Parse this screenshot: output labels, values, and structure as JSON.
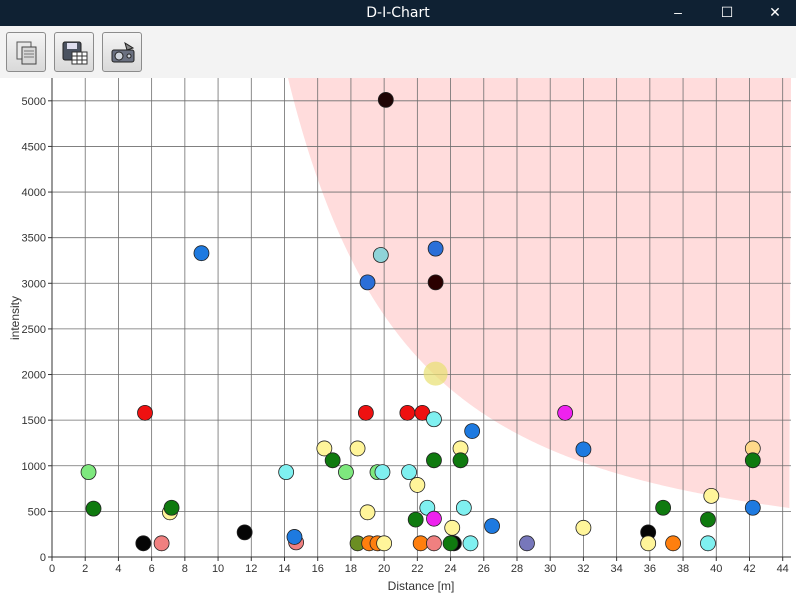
{
  "window": {
    "title": "D-I-Chart",
    "minimize_glyph": "–",
    "maximize_glyph": "☐",
    "close_glyph": "✕"
  },
  "toolbar": {
    "buttons": [
      {
        "icon": "copy-documents-icon"
      },
      {
        "icon": "save-table-icon"
      },
      {
        "icon": "export-device-icon"
      }
    ]
  },
  "colors": {
    "titlebar": "#0f2133",
    "danger_zone": "#ffdcdc",
    "grid": "#6e6e6e"
  },
  "chart_data": {
    "type": "scatter",
    "xlabel": "Distance [m]",
    "ylabel": "intensity",
    "xlim": [
      0,
      44.5
    ],
    "ylim": [
      0,
      5250
    ],
    "xticks": [
      0,
      2,
      4,
      6,
      8,
      10,
      12,
      14,
      16,
      18,
      20,
      22,
      24,
      26,
      28,
      30,
      32,
      34,
      36,
      38,
      40,
      42,
      44
    ],
    "yticks": [
      0,
      500,
      1000,
      1500,
      2000,
      2500,
      3000,
      3500,
      4000,
      4500,
      5000
    ],
    "grid": true,
    "shaded_region": {
      "description_boundary": "intensity above k / distance^2",
      "k": 1060000
    },
    "highlight": {
      "x": 23.1,
      "y": 2010,
      "color": "#e8e070"
    },
    "points": [
      {
        "x": 20.1,
        "y": 5010,
        "color": "#1f0505"
      },
      {
        "x": 9.0,
        "y": 3330,
        "color": "#1e7ae0"
      },
      {
        "x": 23.1,
        "y": 3380,
        "color": "#2b6fd8"
      },
      {
        "x": 19.8,
        "y": 3310,
        "color": "#8fd3d8"
      },
      {
        "x": 19.0,
        "y": 3010,
        "color": "#2b6fd8"
      },
      {
        "x": 23.1,
        "y": 3010,
        "color": "#2a0000"
      },
      {
        "x": 5.6,
        "y": 1580,
        "color": "#ee1111"
      },
      {
        "x": 18.9,
        "y": 1580,
        "color": "#ee1111"
      },
      {
        "x": 21.4,
        "y": 1580,
        "color": "#ee1111"
      },
      {
        "x": 22.3,
        "y": 1580,
        "color": "#ee1111"
      },
      {
        "x": 30.9,
        "y": 1580,
        "color": "#ee22ee"
      },
      {
        "x": 23.0,
        "y": 1510,
        "color": "#7ff0f0"
      },
      {
        "x": 25.3,
        "y": 1380,
        "color": "#1e7ae0"
      },
      {
        "x": 16.4,
        "y": 1190,
        "color": "#fff59a"
      },
      {
        "x": 18.4,
        "y": 1190,
        "color": "#fff59a"
      },
      {
        "x": 24.6,
        "y": 1190,
        "color": "#fff59a"
      },
      {
        "x": 32.0,
        "y": 1180,
        "color": "#1e7ae0"
      },
      {
        "x": 42.2,
        "y": 1190,
        "color": "#ffd98a"
      },
      {
        "x": 16.9,
        "y": 1060,
        "color": "#0f7a0f"
      },
      {
        "x": 23.0,
        "y": 1060,
        "color": "#0f7a0f"
      },
      {
        "x": 24.6,
        "y": 1060,
        "color": "#0f7a0f"
      },
      {
        "x": 42.2,
        "y": 1060,
        "color": "#0f7a0f"
      },
      {
        "x": 2.2,
        "y": 930,
        "color": "#7ee87e"
      },
      {
        "x": 14.1,
        "y": 930,
        "color": "#7ff0f0"
      },
      {
        "x": 17.7,
        "y": 930,
        "color": "#7ee87e"
      },
      {
        "x": 19.6,
        "y": 930,
        "color": "#7ee87e"
      },
      {
        "x": 19.9,
        "y": 930,
        "color": "#7ff0f0"
      },
      {
        "x": 21.5,
        "y": 930,
        "color": "#7ff0f0"
      },
      {
        "x": 22.0,
        "y": 790,
        "color": "#fff59a"
      },
      {
        "x": 39.7,
        "y": 670,
        "color": "#fff59a"
      },
      {
        "x": 2.5,
        "y": 530,
        "color": "#0f7a0f"
      },
      {
        "x": 7.1,
        "y": 490,
        "color": "#fff59a"
      },
      {
        "x": 7.2,
        "y": 540,
        "color": "#0f7a0f"
      },
      {
        "x": 19.0,
        "y": 490,
        "color": "#fff59a"
      },
      {
        "x": 22.6,
        "y": 540,
        "color": "#7ff0f0"
      },
      {
        "x": 24.8,
        "y": 540,
        "color": "#7ff0f0"
      },
      {
        "x": 36.8,
        "y": 540,
        "color": "#0f7a0f"
      },
      {
        "x": 42.2,
        "y": 540,
        "color": "#1e7ae0"
      },
      {
        "x": 21.9,
        "y": 410,
        "color": "#0f7a0f"
      },
      {
        "x": 23.0,
        "y": 420,
        "color": "#ee22ee"
      },
      {
        "x": 39.5,
        "y": 410,
        "color": "#0f7a0f"
      },
      {
        "x": 24.1,
        "y": 320,
        "color": "#fff59a"
      },
      {
        "x": 26.5,
        "y": 340,
        "color": "#1e7ae0"
      },
      {
        "x": 32.0,
        "y": 320,
        "color": "#fff59a"
      },
      {
        "x": 11.6,
        "y": 270,
        "color": "#050505"
      },
      {
        "x": 35.9,
        "y": 270,
        "color": "#050505"
      },
      {
        "x": 14.7,
        "y": 160,
        "color": "#f08080"
      },
      {
        "x": 14.6,
        "y": 220,
        "color": "#1e7ae0"
      },
      {
        "x": 5.5,
        "y": 150,
        "color": "#050505"
      },
      {
        "x": 6.6,
        "y": 150,
        "color": "#f08080"
      },
      {
        "x": 18.4,
        "y": 150,
        "color": "#6b8e23"
      },
      {
        "x": 19.1,
        "y": 150,
        "color": "#ff7f0e"
      },
      {
        "x": 19.6,
        "y": 150,
        "color": "#ff7f0e"
      },
      {
        "x": 20.0,
        "y": 150,
        "color": "#fff59a"
      },
      {
        "x": 22.2,
        "y": 150,
        "color": "#ff7f0e"
      },
      {
        "x": 23.0,
        "y": 150,
        "color": "#f08080"
      },
      {
        "x": 24.2,
        "y": 150,
        "color": "#050505"
      },
      {
        "x": 24.0,
        "y": 150,
        "color": "#0f7a0f"
      },
      {
        "x": 25.2,
        "y": 150,
        "color": "#7ff0f0"
      },
      {
        "x": 28.6,
        "y": 150,
        "color": "#7777bb"
      },
      {
        "x": 35.9,
        "y": 150,
        "color": "#fff59a"
      },
      {
        "x": 37.4,
        "y": 150,
        "color": "#ff7f0e"
      },
      {
        "x": 39.5,
        "y": 150,
        "color": "#7ff0f0"
      }
    ]
  }
}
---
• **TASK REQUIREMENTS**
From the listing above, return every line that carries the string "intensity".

• **RESPONSE**
    "ylabel": "intensity",
      "description_boundary": "intensity above k / distance^2",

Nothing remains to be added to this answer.